BRIEF
Down to the last line, reproduce the records exactly.

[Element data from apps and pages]
____
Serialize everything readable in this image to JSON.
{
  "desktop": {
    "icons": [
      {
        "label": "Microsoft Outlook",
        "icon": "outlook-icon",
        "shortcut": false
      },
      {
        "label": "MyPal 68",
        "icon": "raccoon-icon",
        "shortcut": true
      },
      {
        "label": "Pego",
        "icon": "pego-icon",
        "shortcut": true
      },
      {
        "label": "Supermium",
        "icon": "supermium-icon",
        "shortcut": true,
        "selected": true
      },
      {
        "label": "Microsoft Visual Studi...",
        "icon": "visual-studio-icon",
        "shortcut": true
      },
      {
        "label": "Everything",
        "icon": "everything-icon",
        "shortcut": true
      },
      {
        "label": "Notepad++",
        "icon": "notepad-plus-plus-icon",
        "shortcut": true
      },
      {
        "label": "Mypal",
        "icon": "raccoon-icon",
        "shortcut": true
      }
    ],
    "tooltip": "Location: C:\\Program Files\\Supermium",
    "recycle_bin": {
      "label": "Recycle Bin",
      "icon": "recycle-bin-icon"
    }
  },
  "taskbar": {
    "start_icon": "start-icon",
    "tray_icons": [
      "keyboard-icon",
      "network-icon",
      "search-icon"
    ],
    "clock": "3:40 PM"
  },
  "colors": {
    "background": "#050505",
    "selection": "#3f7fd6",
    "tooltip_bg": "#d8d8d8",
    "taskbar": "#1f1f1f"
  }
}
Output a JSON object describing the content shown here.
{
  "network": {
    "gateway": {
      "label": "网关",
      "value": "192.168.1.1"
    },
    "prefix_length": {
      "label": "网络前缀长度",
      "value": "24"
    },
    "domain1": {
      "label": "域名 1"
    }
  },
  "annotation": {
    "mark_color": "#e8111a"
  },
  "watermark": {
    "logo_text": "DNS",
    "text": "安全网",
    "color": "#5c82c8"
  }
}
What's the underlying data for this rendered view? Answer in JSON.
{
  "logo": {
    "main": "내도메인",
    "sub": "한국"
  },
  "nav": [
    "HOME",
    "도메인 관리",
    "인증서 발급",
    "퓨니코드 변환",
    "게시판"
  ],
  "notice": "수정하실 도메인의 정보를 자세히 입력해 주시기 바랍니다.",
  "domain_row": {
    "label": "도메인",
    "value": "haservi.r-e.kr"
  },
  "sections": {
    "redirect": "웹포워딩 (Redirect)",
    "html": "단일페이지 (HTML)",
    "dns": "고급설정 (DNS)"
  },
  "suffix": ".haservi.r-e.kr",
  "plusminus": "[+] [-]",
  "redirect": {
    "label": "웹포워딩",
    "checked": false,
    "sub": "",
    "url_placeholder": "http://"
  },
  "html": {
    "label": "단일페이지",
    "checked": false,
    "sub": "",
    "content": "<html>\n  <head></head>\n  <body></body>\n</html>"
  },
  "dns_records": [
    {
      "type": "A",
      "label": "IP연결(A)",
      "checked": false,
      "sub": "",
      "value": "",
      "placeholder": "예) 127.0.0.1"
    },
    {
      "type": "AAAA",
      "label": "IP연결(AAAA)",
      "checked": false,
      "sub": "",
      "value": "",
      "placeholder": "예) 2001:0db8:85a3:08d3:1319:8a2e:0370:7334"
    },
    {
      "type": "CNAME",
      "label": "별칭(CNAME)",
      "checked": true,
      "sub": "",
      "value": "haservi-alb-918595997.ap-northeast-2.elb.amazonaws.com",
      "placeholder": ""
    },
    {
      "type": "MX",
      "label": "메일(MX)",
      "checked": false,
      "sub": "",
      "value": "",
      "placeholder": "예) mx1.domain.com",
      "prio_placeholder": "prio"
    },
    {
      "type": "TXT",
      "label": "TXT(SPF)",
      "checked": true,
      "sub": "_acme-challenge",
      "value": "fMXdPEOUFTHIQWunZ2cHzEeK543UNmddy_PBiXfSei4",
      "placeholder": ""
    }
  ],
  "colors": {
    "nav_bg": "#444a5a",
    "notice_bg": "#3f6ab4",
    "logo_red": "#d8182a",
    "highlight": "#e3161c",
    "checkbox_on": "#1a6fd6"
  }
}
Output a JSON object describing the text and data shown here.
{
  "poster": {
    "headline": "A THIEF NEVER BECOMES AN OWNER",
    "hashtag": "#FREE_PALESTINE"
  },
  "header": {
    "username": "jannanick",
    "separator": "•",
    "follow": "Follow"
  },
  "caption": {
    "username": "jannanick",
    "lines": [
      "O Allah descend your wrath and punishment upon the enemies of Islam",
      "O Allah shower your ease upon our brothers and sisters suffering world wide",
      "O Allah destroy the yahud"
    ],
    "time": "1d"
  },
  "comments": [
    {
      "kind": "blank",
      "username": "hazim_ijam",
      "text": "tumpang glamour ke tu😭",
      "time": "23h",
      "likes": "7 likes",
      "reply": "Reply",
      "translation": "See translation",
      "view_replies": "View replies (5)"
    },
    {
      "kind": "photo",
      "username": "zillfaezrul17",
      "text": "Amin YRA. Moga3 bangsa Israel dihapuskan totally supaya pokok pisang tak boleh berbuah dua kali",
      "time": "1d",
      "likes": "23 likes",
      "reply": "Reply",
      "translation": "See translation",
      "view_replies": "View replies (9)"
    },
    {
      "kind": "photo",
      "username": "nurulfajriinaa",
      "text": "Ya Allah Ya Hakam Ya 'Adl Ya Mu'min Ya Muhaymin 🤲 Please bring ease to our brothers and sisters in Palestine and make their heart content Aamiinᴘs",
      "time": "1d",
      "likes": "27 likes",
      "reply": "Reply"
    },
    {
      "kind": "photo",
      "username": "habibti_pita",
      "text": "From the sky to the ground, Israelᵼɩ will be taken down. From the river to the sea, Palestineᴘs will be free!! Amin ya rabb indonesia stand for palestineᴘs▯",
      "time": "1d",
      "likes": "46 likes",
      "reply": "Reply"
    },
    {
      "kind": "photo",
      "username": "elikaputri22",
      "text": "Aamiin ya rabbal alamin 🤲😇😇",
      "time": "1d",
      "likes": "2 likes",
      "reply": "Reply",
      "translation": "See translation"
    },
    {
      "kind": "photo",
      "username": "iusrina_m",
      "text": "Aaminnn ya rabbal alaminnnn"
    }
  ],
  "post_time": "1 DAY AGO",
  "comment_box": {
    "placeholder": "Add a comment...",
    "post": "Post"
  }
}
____
EXPECTED ANSWER
Serialize everything readable in this image to JSON.
{
  "desktop": {
    "icons": [
      {
        "label": "Microsoft Outlook",
        "icon": "outlook-icon",
        "shortcut": false
      },
      {
        "label": "MyPal 68",
        "icon": "raccoon-icon",
        "shortcut": true
      },
      {
        "label": "Pego",
        "icon": "pego-icon",
        "shortcut": true
      },
      {
        "label": "Supermium",
        "icon": "supermium-icon",
        "shortcut": true,
        "selected": true
      },
      {
        "label": "Microsoft Visual Studi...",
        "icon": "visual-studio-icon",
        "shortcut": true
      },
      {
        "label": "Everything",
        "icon": "everything-icon",
        "shortcut": true
      },
      {
        "label": "Notepad++",
        "icon": "notepad-plus-plus-icon",
        "shortcut": true
      },
      {
        "label": "Mypal",
        "icon": "raccoon-icon",
        "shortcut": true
      }
    ],
    "tooltip": "Location: C:\\Program Files\\Supermium",
    "recycle_bin": {
      "label": "Recycle Bin",
      "icon": "recycle-bin-icon"
    }
  },
  "taskbar": {
    "start_icon": "start-icon",
    "tray_icons": [
      "keyboard-icon",
      "network-icon",
      "search-icon"
    ],
    "clock": "3:40 PM"
  },
  "colors": {
    "background": "#050505",
    "selection": "#3f7fd6",
    "tooltip_bg": "#d8d8d8",
    "taskbar": "#1f1f1f"
  }
}
Output a JSON object describing the content shown here.
{
  "network": {
    "gateway": {
      "label": "网关",
      "value": "192.168.1.1"
    },
    "prefix_length": {
      "label": "网络前缀长度",
      "value": "24"
    },
    "domain1": {
      "label": "域名 1"
    }
  },
  "annotation": {
    "mark_color": "#e8111a"
  },
  "watermark": {
    "logo_text": "DNS",
    "text": "安全网",
    "color": "#5c82c8"
  }
}
What's the underlying data for this rendered view? Answer in JSON.
{
  "logo": {
    "main": "내도메인",
    "sub": "한국"
  },
  "nav": [
    "HOME",
    "도메인 관리",
    "인증서 발급",
    "퓨니코드 변환",
    "게시판"
  ],
  "notice": "수정하실 도메인의 정보를 자세히 입력해 주시기 바랍니다.",
  "domain_row": {
    "label": "도메인",
    "value": "haservi.r-e.kr"
  },
  "sections": {
    "redirect": "웹포워딩 (Redirect)",
    "html": "단일페이지 (HTML)",
    "dns": "고급설정 (DNS)"
  },
  "suffix": ".haservi.r-e.kr",
  "plusminus": "[+] [-]",
  "redirect": {
    "label": "웹포워딩",
    "checked": false,
    "sub": "",
    "url_placeholder": "http://"
  },
  "html": {
    "label": "단일페이지",
    "checked": false,
    "sub": "",
    "content": "<html>\n  <head></head>\n  <body></body>\n</html>"
  },
  "dns_records": [
    {
      "type": "A",
      "label": "IP연결(A)",
      "checked": false,
      "sub": "",
      "value": "",
      "placeholder": "예) 127.0.0.1"
    },
    {
      "type": "AAAA",
      "label": "IP연결(AAAA)",
      "checked": false,
      "sub": "",
      "value": "",
      "placeholder": "예) 2001:0db8:85a3:08d3:1319:8a2e:0370:7334"
    },
    {
      "type": "CNAME",
      "label": "별칭(CNAME)",
      "checked": true,
      "sub": "",
      "value": "haservi-alb-918595997.ap-northeast-2.elb.amazonaws.com",
      "placeholder": ""
    },
    {
      "type": "MX",
      "label": "메일(MX)",
      "checked": false,
      "sub": "",
      "value": "",
      "placeholder": "예) mx1.domain.com",
      "prio_placeholder": "prio"
    },
    {
      "type": "TXT",
      "label": "TXT(SPF)",
      "checked": true,
      "sub": "_acme-challenge",
      "value": "fMXdPEOUFTHIQWunZ2cHzEeK543UNmddy_PBiXfSei4",
      "placeholder": ""
    }
  ],
  "colors": {
    "nav_bg": "#444a5a",
    "notice_bg": "#3f6ab4",
    "logo_red": "#d8182a",
    "highlight": "#e3161c",
    "checkbox_on": "#1a6fd6"
  }
}
Output a JSON object describing the text and data shown here.
{
  "poster": {
    "headline": "A THIEF NEVER BECOMES AN OWNER",
    "hashtag": "#FREE_PALESTINE"
  },
  "header": {
    "username": "jannanick",
    "separator": "•",
    "follow": "Follow"
  },
  "caption": {
    "username": "jannanick",
    "lines": [
      "O Allah descend your wrath and punishment upon the enemies of Islam",
      "O Allah shower your ease upon our brothers and sisters suffering world wide",
      "O Allah destroy the yahud"
    ],
    "time": "1d"
  },
  "comments": [
    {
      "kind": "blank",
      "username": "hazim_ijam",
      "text": "tumpang glamour ke tu😭",
      "time": "23h",
      "likes": "7 likes",
      "reply": "Reply",
      "translation": "See translation",
      "view_replies": "View replies (5)"
    },
    {
      "kind": "photo",
      "username": "zillfaezrul17",
      "text": "Amin YRA. Moga3 bangsa Israel dihapuskan totally supaya pokok pisang tak boleh berbuah dua kali",
      "time": "1d",
      "likes": "23 likes",
      "reply": "Reply",
      "translation": "See translation",
      "view_replies": "View replies (9)"
    },
    {
      "kind": "photo",
      "username": "nurulfajriinaa",
      "text": "Ya Allah Ya Hakam Ya 'Adl Ya Mu'min Ya Muhaymin 🤲 Please bring ease to our brothers and sisters in Palestine and make their heart content Aamiinᴘs",
      "time": "1d",
      "likes": "27 likes",
      "reply": "Reply"
    },
    {
      "kind": "photo",
      "username": "habibti_pita",
      "text": "From the sky to the ground, Israelᵼɩ will be taken down. From the river to the sea, Palestineᴘs will be free!! Amin ya rabb indonesia stand for palestineᴘs▯",
      "time": "1d",
      "likes": "46 likes",
      "reply": "Reply"
    },
    {
      "kind": "photo",
      "username": "elikaputri22",
      "text": "Aamiin ya rabbal alamin 🤲😇😇",
      "time": "1d",
      "likes": "2 likes",
      "reply": "Reply",
      "translation": "See translation"
    },
    {
      "kind": "photo",
      "username": "iusrina_m",
      "text": "Aaminnn ya rabbal alaminnnn"
    }
  ],
  "post_time": "1 DAY AGO",
  "comment_box": {
    "placeholder": "Add a comment...",
    "post": "Post"
  }
}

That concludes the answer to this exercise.